→ EXERCISE REQUIREMENTS: Below are records; work out how many of their lines contain the word "your" and reply with the number only.

→ PROVIDED DATA:
++++++
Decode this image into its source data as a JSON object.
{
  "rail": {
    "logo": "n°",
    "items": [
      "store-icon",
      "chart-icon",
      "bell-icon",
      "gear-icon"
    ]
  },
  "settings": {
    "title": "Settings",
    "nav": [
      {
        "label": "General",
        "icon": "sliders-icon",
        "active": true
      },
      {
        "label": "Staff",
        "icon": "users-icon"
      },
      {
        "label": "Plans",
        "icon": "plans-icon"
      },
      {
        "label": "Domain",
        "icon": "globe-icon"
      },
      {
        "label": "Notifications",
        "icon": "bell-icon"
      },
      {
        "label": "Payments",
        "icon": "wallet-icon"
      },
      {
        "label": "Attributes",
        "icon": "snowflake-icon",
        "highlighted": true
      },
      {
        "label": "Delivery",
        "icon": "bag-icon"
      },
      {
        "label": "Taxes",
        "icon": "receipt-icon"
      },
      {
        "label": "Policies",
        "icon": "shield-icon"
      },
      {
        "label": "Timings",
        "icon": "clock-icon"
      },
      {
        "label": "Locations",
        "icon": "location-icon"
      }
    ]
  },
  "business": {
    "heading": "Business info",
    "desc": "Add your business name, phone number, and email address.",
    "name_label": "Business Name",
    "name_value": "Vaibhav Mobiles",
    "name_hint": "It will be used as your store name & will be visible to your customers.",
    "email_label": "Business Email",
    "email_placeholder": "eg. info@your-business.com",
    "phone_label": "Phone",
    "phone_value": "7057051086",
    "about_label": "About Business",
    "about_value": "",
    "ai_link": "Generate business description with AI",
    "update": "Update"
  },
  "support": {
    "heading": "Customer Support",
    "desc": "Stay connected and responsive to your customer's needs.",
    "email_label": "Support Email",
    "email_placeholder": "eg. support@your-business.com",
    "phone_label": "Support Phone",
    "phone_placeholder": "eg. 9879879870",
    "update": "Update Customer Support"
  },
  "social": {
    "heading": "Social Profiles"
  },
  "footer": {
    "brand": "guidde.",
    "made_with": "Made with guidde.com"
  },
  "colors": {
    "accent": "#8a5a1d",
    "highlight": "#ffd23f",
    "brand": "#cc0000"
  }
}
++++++
→ PROBLEM SOLUTION: 5